Arcus said the working group should have both private and public sector members who can provide ideas on how the country can prepare for changes that artificial intelligence would bring.
Chapman Tripp partner Bruce McClintock said the impact of artificial intelligence would present "substantial" legal and regulatory challenges.
These included predicting and establishing responsibility for the actions of autonomous technologies and their creators.
"In the short to medium term artificial intelligence will shift more work away from people and towards technology. It will require new skills from those involved," he said.
"What does this mean for employment, education, social policy and investment? What does this mean for our laws and social justice?
"These are some of the questions we think should be asked."
University of Auckland computer science lecturer Dr Paul Ralph said setting up a working group was a good idea.
However, for it to be effective, it would need world-class experts and the Government needed to provide more funding to computer science departments in order to attract those experts.
Ralph said New Zealand universities had enormous problems attracting world-class talent because they paid far less than other institutes around the world.
There was also not enough being spent by the Government on research and development.
"Computer science, which includes artificial intelligence, needs its own funding panel. Right now we're lumped in with math and stats.
"New Zealand could have its own Silicon Valley if it would just commit to investing in its future."
Bryan Chapple, from the Ministry of Business, Innovation and Employment, said the ministry was positive about the opportunities artificial intelligence brought economically.
He said it was an area that would continue to be considered as part of the ministry's strategic work.

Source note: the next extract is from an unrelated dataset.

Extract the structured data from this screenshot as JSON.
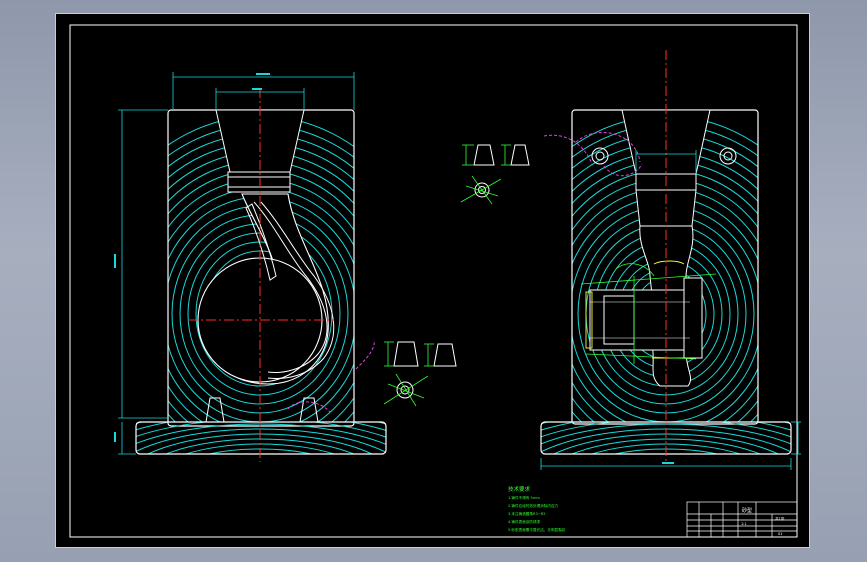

"The Government is already thinking about how to deal with some of the issues that will arise, for example, the Ministry of Transport's work on driverless cars and what the future regulatory environment may need to look like."